‘I want to fucking feed you’ – Craig Thornton aka Wolvesmouth
On February 16th, 2011, I was fucking fed. The month prior I received an invite from The Catty Critic to join her at a private dinner set up by Catty in London (not the same person). Catty was going to be in Southern California for a week and had asked several of her friends if they would be interested in joining her for dinner. Wolvesden has been getting harder and harder to get a reservation for, and after my canceled dinner back in October due to the move to the current location, I was unsure I would be able to get in. This was a golden opportunity that, of course, I wanted to take advantage of.
Due to the nature of the underground dining scene at Wolvesden, it’s BYOB, so I brought along a Bandol Rose from Domaine Ott and a Cote du Rhone. We never did end up opening the red, but the rose paired nicely with the first few dishes. When we got there, there was a small staff comprised of friends of Craig’s hard at work cranking fresh papparadelle and cutting up loaves of bread for croutons. A pot of soup, the first course, sat bubbling on the stove. While we waited, we milled about in the wide open loft, drinking wine and catching up. One of the fun things about Wolvesden, is that it brings people whom might never have met, to dine together at one table. In this instance, most of us have either met before or are familiar on social media.
Soon enough, it was time to eat. We began with the soup. Celery root and parsnip soup with a crab salad and croutons. This ranked high in my list of favorites for the evening. Creamy smooth, and not heavy in the least.
Next up was the scallop: perfectly seared and served with a candied carrot, meyer lemon and bacon bits. It really is getting harder to find a perfectly cooked scallop in Los Angeles. They tend to be overcooked and ridiculously salty. No such problem here. It was fork tender, and went wonderfully with the candied carrot and bacon. I would love to recreate this at home.
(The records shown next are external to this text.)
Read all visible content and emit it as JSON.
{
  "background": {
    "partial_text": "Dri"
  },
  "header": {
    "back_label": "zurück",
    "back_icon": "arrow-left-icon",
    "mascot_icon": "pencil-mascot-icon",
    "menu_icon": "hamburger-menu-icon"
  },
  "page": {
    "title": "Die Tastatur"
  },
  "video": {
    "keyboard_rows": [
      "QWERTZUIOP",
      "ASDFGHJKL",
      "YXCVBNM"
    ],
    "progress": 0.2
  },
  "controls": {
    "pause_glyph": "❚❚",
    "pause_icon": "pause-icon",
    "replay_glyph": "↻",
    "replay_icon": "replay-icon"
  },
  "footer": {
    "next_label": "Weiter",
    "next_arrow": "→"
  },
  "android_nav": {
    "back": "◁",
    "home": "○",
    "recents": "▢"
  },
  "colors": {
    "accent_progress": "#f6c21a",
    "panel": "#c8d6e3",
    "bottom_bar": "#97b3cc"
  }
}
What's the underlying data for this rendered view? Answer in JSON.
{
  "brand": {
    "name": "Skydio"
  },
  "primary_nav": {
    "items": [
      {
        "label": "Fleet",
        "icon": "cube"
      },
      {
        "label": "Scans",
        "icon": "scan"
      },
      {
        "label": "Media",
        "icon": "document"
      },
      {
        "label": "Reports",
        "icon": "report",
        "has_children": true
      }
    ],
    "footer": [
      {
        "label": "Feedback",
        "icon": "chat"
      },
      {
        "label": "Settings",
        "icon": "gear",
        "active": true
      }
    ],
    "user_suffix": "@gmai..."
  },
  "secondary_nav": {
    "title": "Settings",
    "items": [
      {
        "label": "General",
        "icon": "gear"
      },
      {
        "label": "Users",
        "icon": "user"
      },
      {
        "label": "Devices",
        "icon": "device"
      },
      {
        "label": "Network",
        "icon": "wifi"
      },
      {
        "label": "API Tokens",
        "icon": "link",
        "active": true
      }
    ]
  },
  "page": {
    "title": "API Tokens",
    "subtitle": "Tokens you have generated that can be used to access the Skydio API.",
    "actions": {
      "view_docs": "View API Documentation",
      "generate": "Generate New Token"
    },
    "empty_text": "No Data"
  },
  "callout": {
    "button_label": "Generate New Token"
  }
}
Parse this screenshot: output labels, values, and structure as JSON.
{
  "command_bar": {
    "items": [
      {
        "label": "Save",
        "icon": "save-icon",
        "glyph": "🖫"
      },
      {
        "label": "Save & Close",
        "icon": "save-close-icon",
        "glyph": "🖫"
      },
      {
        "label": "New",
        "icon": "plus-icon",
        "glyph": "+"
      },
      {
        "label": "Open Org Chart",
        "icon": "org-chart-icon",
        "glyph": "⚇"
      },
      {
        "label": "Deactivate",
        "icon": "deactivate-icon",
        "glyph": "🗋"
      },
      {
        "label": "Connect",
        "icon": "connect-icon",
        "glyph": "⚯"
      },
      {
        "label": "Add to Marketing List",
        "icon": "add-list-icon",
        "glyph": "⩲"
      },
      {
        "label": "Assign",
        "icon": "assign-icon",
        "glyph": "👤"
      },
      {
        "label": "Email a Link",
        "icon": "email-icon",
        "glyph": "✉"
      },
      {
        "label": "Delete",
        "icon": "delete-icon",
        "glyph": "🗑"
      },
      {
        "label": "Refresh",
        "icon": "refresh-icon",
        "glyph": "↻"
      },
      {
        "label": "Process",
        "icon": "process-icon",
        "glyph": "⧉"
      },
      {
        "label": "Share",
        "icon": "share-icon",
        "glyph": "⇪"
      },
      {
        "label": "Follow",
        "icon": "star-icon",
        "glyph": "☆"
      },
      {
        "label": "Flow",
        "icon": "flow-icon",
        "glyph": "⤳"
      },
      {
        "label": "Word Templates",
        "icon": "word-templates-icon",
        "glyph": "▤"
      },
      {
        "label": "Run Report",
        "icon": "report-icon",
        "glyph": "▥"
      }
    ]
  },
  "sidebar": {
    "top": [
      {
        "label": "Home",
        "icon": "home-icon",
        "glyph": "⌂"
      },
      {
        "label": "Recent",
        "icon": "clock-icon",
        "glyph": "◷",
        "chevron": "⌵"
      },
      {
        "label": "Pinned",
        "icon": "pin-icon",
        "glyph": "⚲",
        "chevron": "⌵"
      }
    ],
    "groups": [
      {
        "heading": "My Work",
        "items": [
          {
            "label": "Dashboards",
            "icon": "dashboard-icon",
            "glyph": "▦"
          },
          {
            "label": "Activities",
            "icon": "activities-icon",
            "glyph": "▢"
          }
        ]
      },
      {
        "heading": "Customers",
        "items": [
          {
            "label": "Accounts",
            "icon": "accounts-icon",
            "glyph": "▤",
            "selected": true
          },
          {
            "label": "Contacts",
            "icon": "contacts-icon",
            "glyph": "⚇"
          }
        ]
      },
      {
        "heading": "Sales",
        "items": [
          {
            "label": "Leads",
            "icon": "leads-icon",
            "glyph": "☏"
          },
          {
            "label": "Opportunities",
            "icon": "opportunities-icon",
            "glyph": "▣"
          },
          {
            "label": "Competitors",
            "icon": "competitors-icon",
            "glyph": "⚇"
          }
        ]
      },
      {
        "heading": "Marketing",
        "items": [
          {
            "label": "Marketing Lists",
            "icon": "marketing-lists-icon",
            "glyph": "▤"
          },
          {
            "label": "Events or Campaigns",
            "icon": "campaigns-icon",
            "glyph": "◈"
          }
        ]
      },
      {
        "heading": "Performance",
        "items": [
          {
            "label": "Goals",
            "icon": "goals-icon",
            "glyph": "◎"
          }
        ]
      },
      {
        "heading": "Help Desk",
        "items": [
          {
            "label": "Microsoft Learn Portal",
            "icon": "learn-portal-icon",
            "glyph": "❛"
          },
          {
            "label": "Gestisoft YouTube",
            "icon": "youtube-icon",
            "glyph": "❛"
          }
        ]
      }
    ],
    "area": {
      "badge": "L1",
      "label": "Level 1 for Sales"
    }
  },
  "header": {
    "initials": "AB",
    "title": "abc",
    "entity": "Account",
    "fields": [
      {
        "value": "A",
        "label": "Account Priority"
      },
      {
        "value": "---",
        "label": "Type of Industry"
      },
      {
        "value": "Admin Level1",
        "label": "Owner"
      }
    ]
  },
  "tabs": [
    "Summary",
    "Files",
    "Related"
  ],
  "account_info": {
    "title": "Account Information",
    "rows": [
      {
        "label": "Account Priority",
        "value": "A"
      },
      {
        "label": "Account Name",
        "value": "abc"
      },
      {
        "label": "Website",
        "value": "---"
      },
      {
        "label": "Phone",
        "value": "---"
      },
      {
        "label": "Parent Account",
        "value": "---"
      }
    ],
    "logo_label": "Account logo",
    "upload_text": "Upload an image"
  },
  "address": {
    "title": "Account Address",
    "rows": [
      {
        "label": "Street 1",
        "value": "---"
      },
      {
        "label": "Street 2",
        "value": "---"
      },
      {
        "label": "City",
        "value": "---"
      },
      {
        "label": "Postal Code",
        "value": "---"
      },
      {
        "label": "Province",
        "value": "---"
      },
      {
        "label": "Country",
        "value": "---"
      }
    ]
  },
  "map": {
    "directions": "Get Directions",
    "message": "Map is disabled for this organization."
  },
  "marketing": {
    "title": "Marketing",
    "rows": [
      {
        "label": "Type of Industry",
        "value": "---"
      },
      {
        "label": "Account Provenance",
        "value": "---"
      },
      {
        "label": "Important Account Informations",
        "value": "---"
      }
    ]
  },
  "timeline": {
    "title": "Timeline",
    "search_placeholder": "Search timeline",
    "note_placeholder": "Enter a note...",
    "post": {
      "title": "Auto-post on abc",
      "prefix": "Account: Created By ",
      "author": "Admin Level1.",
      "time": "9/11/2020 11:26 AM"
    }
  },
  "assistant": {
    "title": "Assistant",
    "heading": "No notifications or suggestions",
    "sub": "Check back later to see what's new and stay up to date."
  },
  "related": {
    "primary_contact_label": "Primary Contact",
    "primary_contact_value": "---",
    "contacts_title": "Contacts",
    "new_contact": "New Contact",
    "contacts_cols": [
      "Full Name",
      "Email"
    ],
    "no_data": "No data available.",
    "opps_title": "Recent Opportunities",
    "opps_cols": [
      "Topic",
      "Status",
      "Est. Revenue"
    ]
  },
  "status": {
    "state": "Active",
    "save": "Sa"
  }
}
Our third course is what became known as the ‘deconstructed fish taco’; the Black Sea Bass. Light and juicy, it was served with a burnt tortilla puree, avocado, pickled onions and cilantro flowers. I’m not the biggest fish taco fan, or taco in general fan really, if I’m to be honest. If all fish tacos tasted like this one, I would be happily converted.
The fourth course was my least favorite of the night: skate with chorizo. I just felt the chorizo overwhelmed the fish, and skate isn’t one of my faves to begin with.
By this time, I was already starting to feel full. The portions Craig was serving up are nothing to be scoffed at. This was no one bite tasting menu. Course five didn’t help this feeling as it was a pasta dish and the first of the meat proteins. This is what I’ve been calling Thumper Stew: shredded rabbit with papparadelle and mushrooms. Not even a tiny bit gamey, if rabbit was this good all the time, more people would eat it. I only wish I could have finished my plate. This is where guilt started to kick in. I hate being wasteful, but I knew I had 5 more courses to power through.
Luckily, the sixth ‘course’ was a palate cleanser consisting of pop rocks, ground espresso, and dehydrated banana. Definitely fun to eat and you could hear crackling and popping coming from clear on the other side of the table.
Seven brought us to the pork cheek dumpling with horseradish crème fraiche, apple balls, dill and white beets. This was delightful, but SUPER filling. Again, I couldn’t finish, though somehow, I caught a second wind for the eighth course.
The lamb was my favorite meat course and marked the end of the savory dishes. This lamb was medium rare (as it should be) and served with apricots, pistachio and crumbled pita chips with arugula flowers. I scarfed this down like it was going out of style. Perfection.
The ninth dish, first of the desserts was crème fraiche panna cotta with yuzu and green tea shortbread, raspberries, and a white chocolate capsule filled with raspberry yuzu and orange blossom. It had the added benefit of having white chocolate shavings over the whole of it. One first had to break the capsule to release the juices that heightened the panna cotta. This would be a fantastic dessert in the warmer months.
The tenth and final course was what Craig was calling an ‘Elvis Sandwich’ though it was essentially ice cream. Peanut butter ice cream with French toast, bacon, pop rocks and bananas. It was entirely too rich for me at that point, but in a different mood, I could see myself diving into it.
After the meal, Craig was on hand to candidly talk about what he’s trying to accomplish and his motivation. He’s remarkably charismatic, which stands to reason as he’s essentially opening his home to strangers. His approach to food is bold, but not over the top which I appreciate. I’ll be watching to see what direction Wolvesden takes and of course will be trying to get back in, hopefully this Spring.
Location: I’ll never tell
Reservations: join the mailing list: http://wolvesmouth.com/wolvesmouth/index.php/wolvesden
Palate = rocked hard with massive hangover the next morning while doing the walk of shame.